Neurocrine's movement disorder drug shows promise, has blockbuster potential
- If Neurocrine Bioscience's investigational drug is approved, it will be the first FDA-approved treatment for tardive dyskinesia (TD), an involuntary movement disorder.
- TD is a condition that generally affects patients who are being treated with antipsychotics. It occurs as a stigmatizing side effect in 10% of treated patients.
- Neurocrine plans to submit its application to the FDA in 2016 and hopes to launch in 2017. Revenue estimates are $1.15 billion per year.
For the roughly 600,000 people in the U.S. who develop TD as a side effect of antipsychotic treatment, the stigma can be very difficult. Although the pathophysiology of TD is not completely understood, those who are older, female, or African American are more at-risk for developing TD, which is widely recognized as an unmet medical need.
Neurocrine is still preparing its submission dossier.
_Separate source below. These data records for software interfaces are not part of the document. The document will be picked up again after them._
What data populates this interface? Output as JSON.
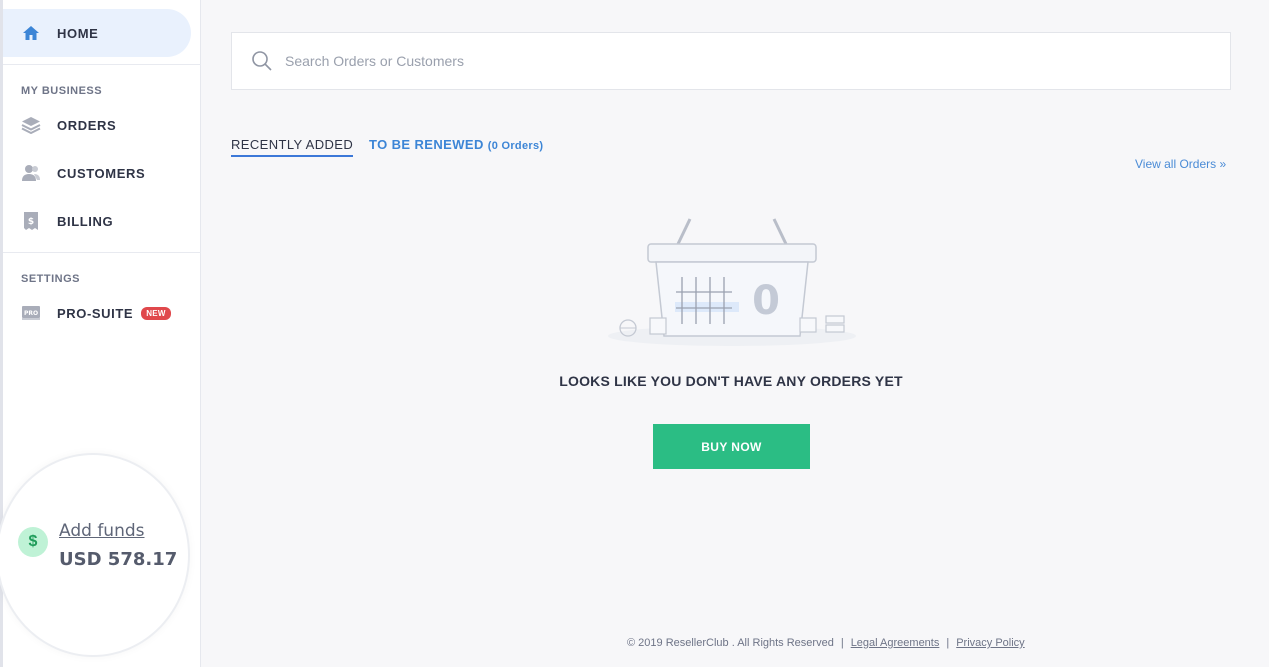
{
  "sidebar": {
    "home_label": "HOME",
    "section_business": "MY BUSINESS",
    "items": [
      {
        "label": "ORDERS",
        "icon": "layers-icon"
      },
      {
        "label": "CUSTOMERS",
        "icon": "users-icon"
      },
      {
        "label": "BILLING",
        "icon": "invoice-icon"
      }
    ],
    "section_settings": "SETTINGS",
    "pro_suite": {
      "label": "PRO-SUITE",
      "badge": "NEW"
    },
    "funds": {
      "add_label": "Add funds",
      "balance": "USD 578.17",
      "symbol": "$"
    }
  },
  "search": {
    "placeholder": "Search Orders or Customers"
  },
  "tabs": {
    "recent": "RECENTLY ADDED",
    "renew": "TO BE RENEWED",
    "renew_count": "(0 Orders)"
  },
  "view_all": "View all Orders »",
  "empty": {
    "basket_count": "0",
    "message": "LOOKS LIKE YOU DON'T HAVE ANY ORDERS YET",
    "button": "BUY NOW"
  },
  "footer": {
    "copyright": "© 2019 ResellerClub . All Rights Reserved",
    "legal": "Legal Agreements",
    "privacy": "Privacy Policy"
  },
  "colors": {
    "accent": "#3c85d6",
    "buy_button": "#2bbd84",
    "new_badge": "#e0484c",
    "home_bg": "#e9f1fd"
  }
}
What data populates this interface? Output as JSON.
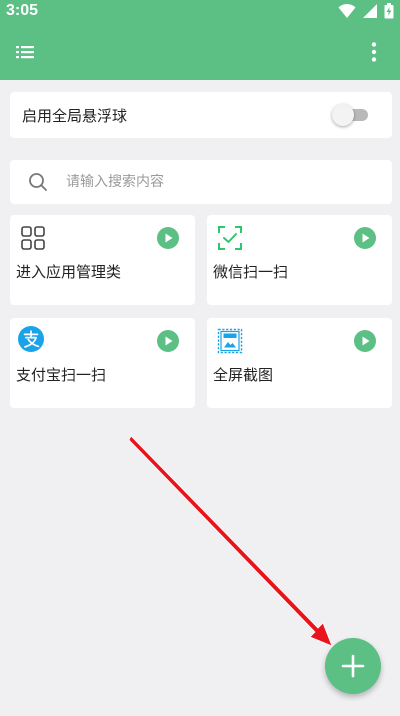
{
  "status_bar": {
    "time": "3:05",
    "icons": [
      "wifi-icon",
      "signal-icon",
      "battery-icon"
    ]
  },
  "app_bar": {
    "menu_icon": "list-menu-icon",
    "more_icon": "more-vert-icon"
  },
  "floating_ball": {
    "label": "启用全局悬浮球",
    "enabled": false
  },
  "search": {
    "placeholder": "请输入搜索内容",
    "value": ""
  },
  "shortcuts": [
    {
      "label": "进入应用管理类",
      "icon": "app-grid-icon"
    },
    {
      "label": "微信扫一扫",
      "icon": "wechat-scan-icon"
    },
    {
      "label": "支付宝扫一扫",
      "icon": "alipay-icon"
    },
    {
      "label": "全屏截图",
      "icon": "app-screenshot-icon"
    }
  ],
  "fab": {
    "icon": "plus-icon"
  },
  "colors": {
    "brand": "#5cbf84",
    "play_green": "#5cbf84",
    "alipay_blue": "#1aa3e8",
    "wechat_green": "#2dc86c",
    "arrow_red": "#e8141c"
  }
}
In addition to strong efficacy data, the company is adding on one-year safety data, as well as more phase 3 data to round out its application.
Even though the company is still months away from filing, some analysts are already calling Neurocrine's TD drug a potential blockbuster based on an anticipated price of $45,000 per year.